Looking back on my notes now they seem unbelievably brief, often missing out great chunks of stuff that seem far more important on reflection. I’ll be adding to them and matching them with photos over the coming weeks. Watch this space.
Well that was then – 13 years ago, since when the photographs were gradually dispersed over three incompatible laptops, the original notebooks (which fortunately I transcribed soon afterwards) are somewhere buried in the strata that constitute my filing system and I’ve done everything I can to forget the whole thing. The sense of failure never left me and cast a long shadow over the following years. But gradually – and then suddenly in the last few weeks – I began to see a way to reconnect the threads.
Of course writing history, even the memoir of an event in which I was a participant, is a dangerous game. The temptation to gloss the hard parts; fill in the missing bits with fiction; to inflate or deflate those aspects of the narrative that suit purposes which I don’t even fully understand myself; or just to self-justify; blame someone else and whinge on about the blood, sweat, tears and blisters; all of which happened but all of which were mitigated by unexpected moments of grace.
So having spent a week organising all the written material I could find and united the photographs into a single and accessible library I’ve also got an idea (untested until today) of how to proceed. I’ll use the contemporary and unedited written notes and photographs to evoke some sense of our failed 1000 mile walk; then I’ll add some reflections on how we got to where we found ourselves; what we learned from it, how it’s played out in subsequent years; and to start at the beginning, the very first note which absolutely nails our unpreparedness :
18th May 2010
Couldn’t sleep so up at 4.00am. Stella drove us to Parkway. Saying goodbye was unbearable – I was praying she wouldn’t cry but she did anyway! Then it was just endless trains all day. We only just got to Paris Gâre de Lyon in time because I misread the tickets and forgot to advance my watch by an hour so we had to run up the stairs with our rucksacks on. People must have thought we were mad. Two hours wait and a grotty pizza at Lyon then the most beautiful train journey up the Loire valley: (I only worked out it was the Loire Valley when the conductor gave us a map). The first conductor out of Lyon was a beautiful black guy with a lovely smile. SNCF staff seem to wear whatever they like with one badge of office – often a cap. Spent night at a youth hostel in Le Puy after arriving at 9.30.

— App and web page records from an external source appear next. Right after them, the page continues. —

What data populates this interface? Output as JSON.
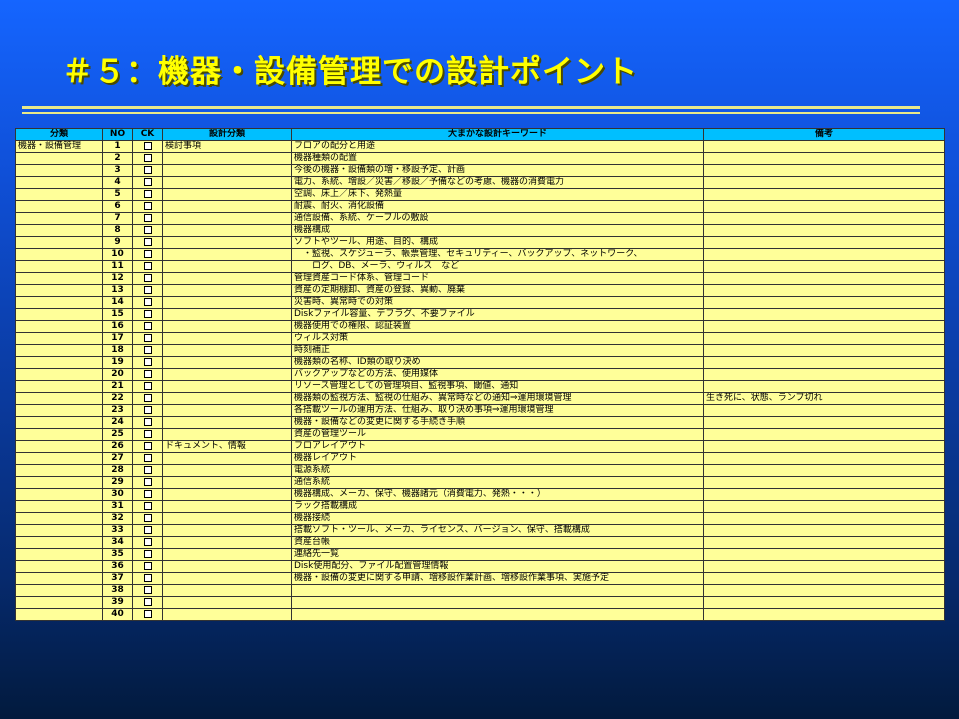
{
  "title": "＃５：機器・設備管理での設計ポイント",
  "table": {
    "headers": [
      "分類",
      "NO",
      "CK",
      "設計分類",
      "大まかな設計キーワード",
      "備考"
    ],
    "rows": [
      {
        "cat": "機器・設備管理",
        "no": "1",
        "sub": "検討事項",
        "kw": "フロアの配分と用途",
        "note": ""
      },
      {
        "cat": "",
        "no": "2",
        "sub": "",
        "kw": "機器種類の配置",
        "note": ""
      },
      {
        "cat": "",
        "no": "3",
        "sub": "",
        "kw": "今後の機器・設備類の増・移設予定、計画",
        "note": ""
      },
      {
        "cat": "",
        "no": "4",
        "sub": "",
        "kw": "電力、系統、増設／災害／移設／予備などの考慮、機器の消費電力",
        "note": ""
      },
      {
        "cat": "",
        "no": "5",
        "sub": "",
        "kw": "空調、床上／床下、発熱量",
        "note": ""
      },
      {
        "cat": "",
        "no": "6",
        "sub": "",
        "kw": "耐震、耐火、消化設備",
        "note": ""
      },
      {
        "cat": "",
        "no": "7",
        "sub": "",
        "kw": "通信設備、系統、ケーブルの敷設",
        "note": ""
      },
      {
        "cat": "",
        "no": "8",
        "sub": "",
        "kw": "機器構成",
        "note": ""
      },
      {
        "cat": "",
        "no": "9",
        "sub": "",
        "kw": "ソフトやツール、用途、目的、構成",
        "note": ""
      },
      {
        "cat": "",
        "no": "10",
        "sub": "",
        "kw": "　・監視、スケジューラ、帳票管理、セキュリティー、バックアップ、ネットワーク、",
        "note": ""
      },
      {
        "cat": "",
        "no": "11",
        "sub": "",
        "kw": "　　ログ、DB、メーラ、ウィルス　など",
        "note": ""
      },
      {
        "cat": "",
        "no": "12",
        "sub": "",
        "kw": "管理資産コード体系、管理コード",
        "note": ""
      },
      {
        "cat": "",
        "no": "13",
        "sub": "",
        "kw": "資産の定期棚卸、資産の登録、異動、廃棄",
        "note": ""
      },
      {
        "cat": "",
        "no": "14",
        "sub": "",
        "kw": "災害時、異常時での対策",
        "note": ""
      },
      {
        "cat": "",
        "no": "15",
        "sub": "",
        "kw": "Diskファイル容量、デフラグ、不要ファイル",
        "note": ""
      },
      {
        "cat": "",
        "no": "16",
        "sub": "",
        "kw": "機器使用での権限、認証装置",
        "note": ""
      },
      {
        "cat": "",
        "no": "17",
        "sub": "",
        "kw": "ウィルス対策",
        "note": ""
      },
      {
        "cat": "",
        "no": "18",
        "sub": "",
        "kw": "時刻補正",
        "note": ""
      },
      {
        "cat": "",
        "no": "19",
        "sub": "",
        "kw": "機器類の名称、ID類の取り決め",
        "note": ""
      },
      {
        "cat": "",
        "no": "20",
        "sub": "",
        "kw": "バックアップなどの方法、使用媒体",
        "note": ""
      },
      {
        "cat": "",
        "no": "21",
        "sub": "",
        "kw": "リソース管理としての管理項目、監視事項、閾値、通知",
        "note": ""
      },
      {
        "cat": "",
        "no": "22",
        "sub": "",
        "kw": "機器類の監視方法、監視の仕組み、異常時などの通知⇒運用環境管理",
        "note": "生き死に、状態、ランプ切れ"
      },
      {
        "cat": "",
        "no": "23",
        "sub": "",
        "kw": "各搭載ツールの運用方法、仕組み、取り決め事項⇒運用環境管理",
        "note": ""
      },
      {
        "cat": "",
        "no": "24",
        "sub": "",
        "kw": "機器・設備などの変更に関する手続き手順",
        "note": ""
      },
      {
        "cat": "",
        "no": "25",
        "sub": "",
        "kw": "資産の管理ツール",
        "note": ""
      },
      {
        "cat": "",
        "no": "26",
        "sub": "ドキュメント、情報",
        "kw": "フロアレイアウト",
        "note": ""
      },
      {
        "cat": "",
        "no": "27",
        "sub": "",
        "kw": "機器レイアウト",
        "note": ""
      },
      {
        "cat": "",
        "no": "28",
        "sub": "",
        "kw": "電源系統",
        "note": ""
      },
      {
        "cat": "",
        "no": "29",
        "sub": "",
        "kw": "通信系統",
        "note": ""
      },
      {
        "cat": "",
        "no": "30",
        "sub": "",
        "kw": "機器構成、メーカ、保守、機器諸元（消費電力、発熱・・・）",
        "note": ""
      },
      {
        "cat": "",
        "no": "31",
        "sub": "",
        "kw": "ラック搭載構成",
        "note": ""
      },
      {
        "cat": "",
        "no": "32",
        "sub": "",
        "kw": "機器接続",
        "note": ""
      },
      {
        "cat": "",
        "no": "33",
        "sub": "",
        "kw": "搭載ソフト・ツール、メーカ、ライセンス、バージョン、保守、搭載構成",
        "note": ""
      },
      {
        "cat": "",
        "no": "34",
        "sub": "",
        "kw": "資産台帳",
        "note": ""
      },
      {
        "cat": "",
        "no": "35",
        "sub": "",
        "kw": "連絡先一覧",
        "note": ""
      },
      {
        "cat": "",
        "no": "36",
        "sub": "",
        "kw": "Disk使用配分、ファイル配置管理情報",
        "note": ""
      },
      {
        "cat": "",
        "no": "37",
        "sub": "",
        "kw": "機器・設備の変更に関する申請、増移設作業計画、増移設作業事項、実施予定",
        "note": ""
      },
      {
        "cat": "",
        "no": "38",
        "sub": "",
        "kw": "",
        "note": ""
      },
      {
        "cat": "",
        "no": "39",
        "sub": "",
        "kw": "",
        "note": ""
      },
      {
        "cat": "",
        "no": "40",
        "sub": "",
        "kw": "",
        "note": ""
      }
    ]
  }
}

WTF did I think I was doing? Subsequently Madame has wasted no opportunity to tell me how completely out of character it was for me to just clear off for three months, and she’s right. I don’t think I gave a moment to imagine how lonely and distressed she would be. I was just obsessed with this batshit crazy plan to walk across France and Spain to Finisterre – the end of the earth. My companion (Modestine? – he often carried part of my load) was someone very close to us whose marriage had just broken down and who was compensating by drinking far, far too much. I asked him along because I wanted (needed) to stay close and look after him. It certainly added another layer of madness to the adventure.
Much more to follow, including a reflection on this whole pilgrimage business – what it’s about and whether some sort of immaterial and supernatural God has any part in it at all. I’ve never felt so nervous about pushing the publish button before!